• [Work to complete]:
Whenever a line of the records below contains the word "Googl", copy that line.

#####

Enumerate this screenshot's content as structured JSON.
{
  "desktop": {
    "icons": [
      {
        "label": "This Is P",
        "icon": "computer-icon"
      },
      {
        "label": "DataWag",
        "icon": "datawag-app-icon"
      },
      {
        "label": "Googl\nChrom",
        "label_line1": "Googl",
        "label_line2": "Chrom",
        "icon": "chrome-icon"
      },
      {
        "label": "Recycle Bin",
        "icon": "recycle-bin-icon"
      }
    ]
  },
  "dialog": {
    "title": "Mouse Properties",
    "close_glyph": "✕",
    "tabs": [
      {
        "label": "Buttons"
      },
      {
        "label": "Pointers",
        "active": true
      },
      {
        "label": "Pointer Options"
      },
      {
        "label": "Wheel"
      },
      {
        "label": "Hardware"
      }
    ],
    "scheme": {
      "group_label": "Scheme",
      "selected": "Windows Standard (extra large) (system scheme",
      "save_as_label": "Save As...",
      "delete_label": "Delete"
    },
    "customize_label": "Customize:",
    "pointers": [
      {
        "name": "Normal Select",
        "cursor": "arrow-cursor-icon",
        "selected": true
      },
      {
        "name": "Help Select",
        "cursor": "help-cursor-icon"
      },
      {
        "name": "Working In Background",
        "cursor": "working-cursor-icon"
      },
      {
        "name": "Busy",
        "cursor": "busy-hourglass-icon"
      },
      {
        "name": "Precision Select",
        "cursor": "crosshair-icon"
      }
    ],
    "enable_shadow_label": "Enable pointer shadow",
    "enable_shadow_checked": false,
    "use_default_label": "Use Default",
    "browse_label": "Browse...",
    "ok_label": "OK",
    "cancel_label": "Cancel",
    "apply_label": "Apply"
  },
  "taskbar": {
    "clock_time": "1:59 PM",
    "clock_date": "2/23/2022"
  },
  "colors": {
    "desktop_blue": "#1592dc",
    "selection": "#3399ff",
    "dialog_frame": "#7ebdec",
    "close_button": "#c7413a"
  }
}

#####

• [Your response]:
        "label": "Googl\nChrom",
        "label_line1": "Googl",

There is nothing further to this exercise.